Why Plasma TVs Are Dying

Panasonic, the biggest champion of plasma TVs, is giving up the ghost and will be closing its last plasma factory in 2014, Reuters has reported. (In response to an email from Tom's Guide, Panasonic said, "The content of the report released overnight is not something that was announced by Panasonic.") 

Regardless of whether Panasonic is closing up its plasma shop, the technology is on a fast decline. "Plasma has some life left, but by 2015, the market opportunity is getting small," Steve Koenig, director of industry analysis at the Consumer Electronics Association, told Tom's Guide.
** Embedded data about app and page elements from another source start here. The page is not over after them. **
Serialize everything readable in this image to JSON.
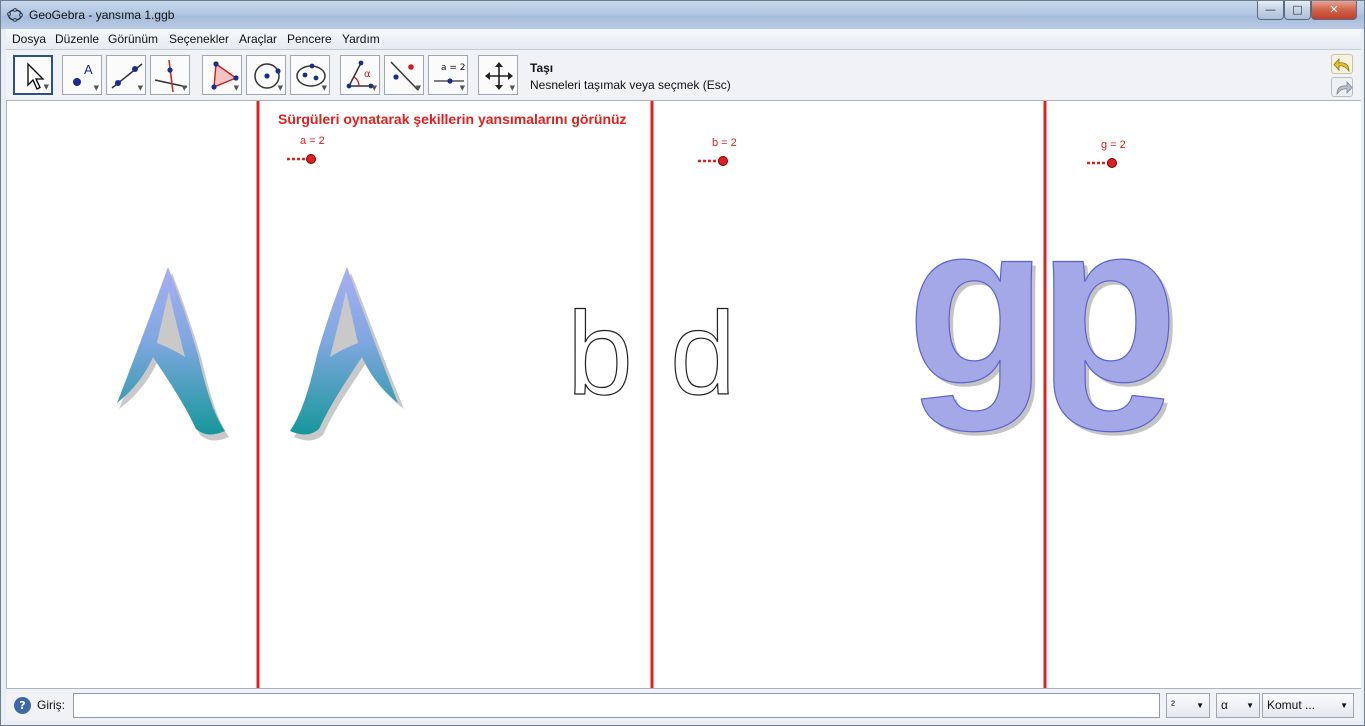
{
  "window": {
    "title": "GeoGebra - yansıma 1.ggb",
    "controls": {
      "minimize": "—",
      "maximize": "□",
      "close": "✕"
    }
  },
  "menu": [
    "Dosya",
    "Düzenle",
    "Görünüm",
    "Seçenekler",
    "Araçlar",
    "Pencere",
    "Yardım"
  ],
  "toolbar": {
    "tools": [
      {
        "name": "move-tool",
        "icon": "arrow-cursor-icon",
        "selected": true
      },
      {
        "name": "point-tool",
        "icon": "new-point-icon"
      },
      {
        "name": "line-tool",
        "icon": "line-through-points-icon"
      },
      {
        "name": "perpendicular-tool",
        "icon": "perpendicular-line-icon"
      },
      {
        "name": "polygon-tool",
        "icon": "polygon-icon"
      },
      {
        "name": "circle-tool",
        "icon": "circle-center-point-icon"
      },
      {
        "name": "conic-tool",
        "icon": "ellipse-icon"
      },
      {
        "name": "angle-tool",
        "icon": "angle-icon",
        "label": "α"
      },
      {
        "name": "reflect-tool",
        "icon": "reflect-about-line-icon"
      },
      {
        "name": "slider-tool",
        "icon": "slider-icon",
        "label": "a = 2"
      },
      {
        "name": "move-graphics-tool",
        "icon": "move-graphics-view-icon"
      }
    ],
    "active_tool_name": "Taşı",
    "active_tool_help": "Nesneleri taşımak veya seçmek (Esc)"
  },
  "graphics": {
    "instruction": "Sürgüleri oynatarak şekillerin yansımalarını görünüz",
    "sliders": [
      {
        "label": "a = 2",
        "value": 2
      },
      {
        "label": "b = 2",
        "value": 2
      },
      {
        "label": "g = 2",
        "value": 2
      }
    ],
    "letters": {
      "a_left": "A",
      "a_right": "A",
      "b_letter": "b",
      "d_letter": "d",
      "g_letter": "g",
      "g_reflected": "g"
    },
    "colors": {
      "mirror_line": "#e02020",
      "slider": "#e02020",
      "letter_a_top": "#9aa6ee",
      "letter_a_bottom": "#1f9c9c",
      "letter_g": "#a4a8e6"
    }
  },
  "inputbar": {
    "label": "Giriş:",
    "value": "",
    "superscript_dropdown": "²",
    "greek_dropdown": "α",
    "command_dropdown": "Komut ..."
  }
}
MORE: 5 Easy Tips for Buying an HDTV

The numbers Koenig provided make that very clear. In 2012, U.S. consumers spent $2.15 billion on 2.98 million plasma TVs; by 2015, they are expected to buy just 1.33 million sets for a total of $923 million. That's still a lot of money, but not necessarily the best place for a TV maker to invest. In comparison, Americans spent about $16.8 billion on about 36.2 million LCD TVs in 2012. Those figures are expected to increase slightly by 2015. 

But the business numbers only say so much. It's people's taste in TV that drives these numbers, and that taste isn't motivated entirely by quality, or even price.
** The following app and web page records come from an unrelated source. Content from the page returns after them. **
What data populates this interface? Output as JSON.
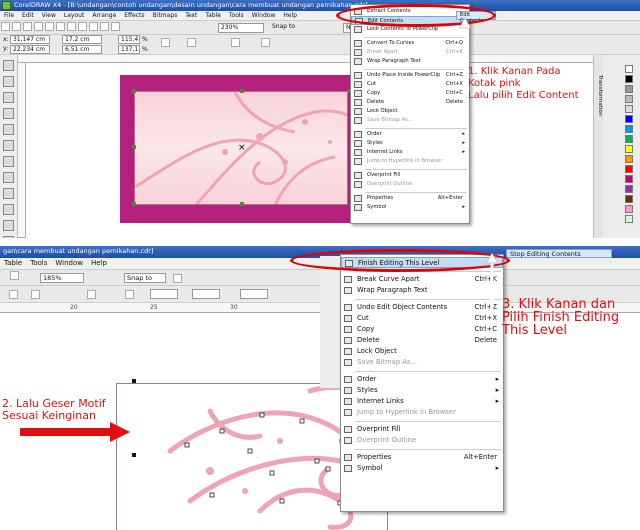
{
  "panel1": {
    "title": "CorelDRAW X4 - [B:\\undangan\\contoh undangan\\desain undangan\\cara membuat undangan pernikahan.cdr]",
    "menus": [
      "File",
      "Edit",
      "View",
      "Layout",
      "Arrange",
      "Effects",
      "Bitmaps",
      "Text",
      "Table",
      "Tools",
      "Window",
      "Help"
    ],
    "x": "31,147 cm",
    "y": "22,234 cm",
    "w": "17,2 cm",
    "h": "6,51 cm",
    "sx": "115,4",
    "sy": "137,1",
    "pct": "%",
    "zoom": "230%",
    "snap": "Snap to",
    "no_label": "No",
    "edit_contents_tag": "Edit Contents",
    "context_menu": [
      {
        "label": "Extract Contents"
      },
      {
        "label": "Edit Contents",
        "highlight": true
      },
      {
        "label": "Lock Contents To PowerClip"
      },
      {
        "sep": true
      },
      {
        "label": "Convert To Curves",
        "shortcut": "Ctrl+Q"
      },
      {
        "label": "Break Apart",
        "shortcut": "Ctrl+K",
        "disabled": true
      },
      {
        "label": "Wrap Paragraph Text"
      },
      {
        "sep": true
      },
      {
        "label": "Undo Place Inside PowerClip",
        "shortcut": "Ctrl+Z"
      },
      {
        "label": "Cut",
        "shortcut": "Ctrl+X"
      },
      {
        "label": "Copy",
        "shortcut": "Ctrl+C"
      },
      {
        "label": "Delete",
        "shortcut": "Delete"
      },
      {
        "label": "Lock Object"
      },
      {
        "label": "Save Bitmap As...",
        "disabled": true
      },
      {
        "sep": true
      },
      {
        "label": "Order",
        "sub": true
      },
      {
        "label": "Styles",
        "sub": true
      },
      {
        "label": "Internet Links",
        "sub": true
      },
      {
        "label": "Jump to Hyperlink in Browser",
        "disabled": true
      },
      {
        "sep": true
      },
      {
        "label": "Overprint Fill"
      },
      {
        "label": "Overprint Outline",
        "disabled": true
      },
      {
        "sep": true
      },
      {
        "label": "Properties",
        "shortcut": "Alt+Enter"
      },
      {
        "label": "Symbol",
        "sub": true
      }
    ],
    "docker_label": "Transformation",
    "annotation": [
      "1. Klik Kanan Pada",
      "Kotak pink",
      "Lalu pilih Edit Content"
    ],
    "palette": [
      "#ffffff",
      "#000000",
      "#999999",
      "#bbbbbb",
      "#dddddd",
      "#0000ff",
      "#00a0e0",
      "#00b050",
      "#ffff00",
      "#ff9900",
      "#ff0000",
      "#cc0066",
      "#993399",
      "#663300",
      "#ff99cc",
      "#ccffcc"
    ]
  },
  "panel2": {
    "title_fragment": "gan\\cara membuat undangan pernikahan.cdr]",
    "menus": [
      "Table",
      "Tools",
      "Window",
      "Help"
    ],
    "zoom": "185%",
    "snap": "Snap to",
    "ruler_marks": [
      "20",
      "25",
      "30"
    ],
    "stop_editing": "Stop Editing Contents",
    "context_menu": [
      {
        "label": "Finish Editing This Level",
        "highlight": true
      },
      {
        "sep": true
      },
      {
        "label": "Break Curve Apart",
        "shortcut": "Ctrl+K"
      },
      {
        "label": "Wrap Paragraph Text"
      },
      {
        "sep": true
      },
      {
        "label": "Undo Edit Object Contents",
        "shortcut": "Ctrl+Z"
      },
      {
        "label": "Cut",
        "shortcut": "Ctrl+X"
      },
      {
        "label": "Copy",
        "shortcut": "Ctrl+C"
      },
      {
        "label": "Delete",
        "shortcut": "Delete"
      },
      {
        "label": "Lock Object"
      },
      {
        "label": "Save Bitmap As...",
        "disabled": true
      },
      {
        "sep": true
      },
      {
        "label": "Order",
        "sub": true
      },
      {
        "label": "Styles",
        "sub": true
      },
      {
        "label": "Internet Links",
        "sub": true
      },
      {
        "label": "Jump to Hyperlink in Browser",
        "disabled": true
      },
      {
        "sep": true
      },
      {
        "label": "Overprint Fill"
      },
      {
        "label": "Overprint Outline",
        "disabled": true
      },
      {
        "sep": true
      },
      {
        "label": "Properties",
        "shortcut": "Alt+Enter"
      },
      {
        "label": "Symbol",
        "sub": true
      }
    ],
    "annotation_right": [
      "3. Klik Kanan dan",
      "Pilih Finish Editing",
      "This Level"
    ],
    "annotation_left": [
      "2. Lalu Geser Motif",
      "Sesuai Keinginan"
    ]
  },
  "colors": {
    "accent_red": "#e01010",
    "frame_magenta": "#b3207d",
    "pink_light": "#f8d7dc",
    "swirl": "#eea4b6",
    "menu_highlight": "#c7dcf3"
  }
}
"It would be sad to see such fine displays end production," said Joel Silver, founder of the Imaging Science Foundation, about Panasonic plasma TVs. Silver trains TV calibrators and consults with manufactures to improve the image quality and usability of their TVs. And his choice model for training sessions is a plasma TV from Panasonic's ZT line. 

The old wisdom goes, and it's still somewhat true, that plasma beats LCD in some quality respects — particularly wider viewing angles and the ability to show motion clearly, which is a plus for sports fans. Plasmas also excel at showing deep blacks, which equates to better contrast and more-detailed images. Plasma TV had also been known for better colors. The LED-backlit LCD TVs that dominate the market have closed the color gap, Silver said. But plasma was in trouble long before LCD was competitive from a quality standpoint.

It's no secret that the best quality doesn't always win — that's been the case from Betamax vs. VHS to CD vs. MP3 to Blu-ray vs. Netflix streaming. More surprising is that even better prices didn't motivate people to buy plasma. 

MORE: 2013 Best LED TV Reviews and Comparisons

For any size TV you want, plasma will provide a better deal. Say you are looking for a 55-inch TV with the works: 3D, Internet connection, top image-quality tech. Amazon sells one of Panasonic's best LCDs, the WT60, for  $2,889.99. Amazon also sells Panasonic's ST60 plasma TV, which got a 5-star rating and Editors' Choice from CNET, for $1,295.00. (The LCD comes with an extra pair of 3D glasses, but that hardly accounts for the difference.) 

The comparisons are similar at LG and Samsung, the two other companies that still make plasma TVs.

For some reason, LCD is perceived as better. Perhaps it's because the screens tend to be brighter (though plasma is far from dim) or perhaps because they may use a bit less electricity (even though plasmas are on a par with just a few incandescent light bulbs in terms of power use). Maybe it's because LCD is perceived as newer (at least it was in the last decade.) Plasma also got a bad name because of early models that "burned in" images that were left on the screen too long, thought that's not really a problem anymore, either. 

It seems that no matter what, people are not swayed to go for plasma — not on quality, not on features, not even on price. If that's the case, how could plasma possibly survive?

Follow Sean Captain @seancaptain and on Google+. Follow us @tomsguide, on Facebook and on Google+.

Sean Captain is a freelance technology and science writer, editor and photographer. At Tom's Guide, he has reviewed cameras, including most of Sony's Alpha A6000-series mirrorless cameras, as well as other photography-related content. He has also written for Fast Company, The New York Times, The Wall Street Journal, and Wired.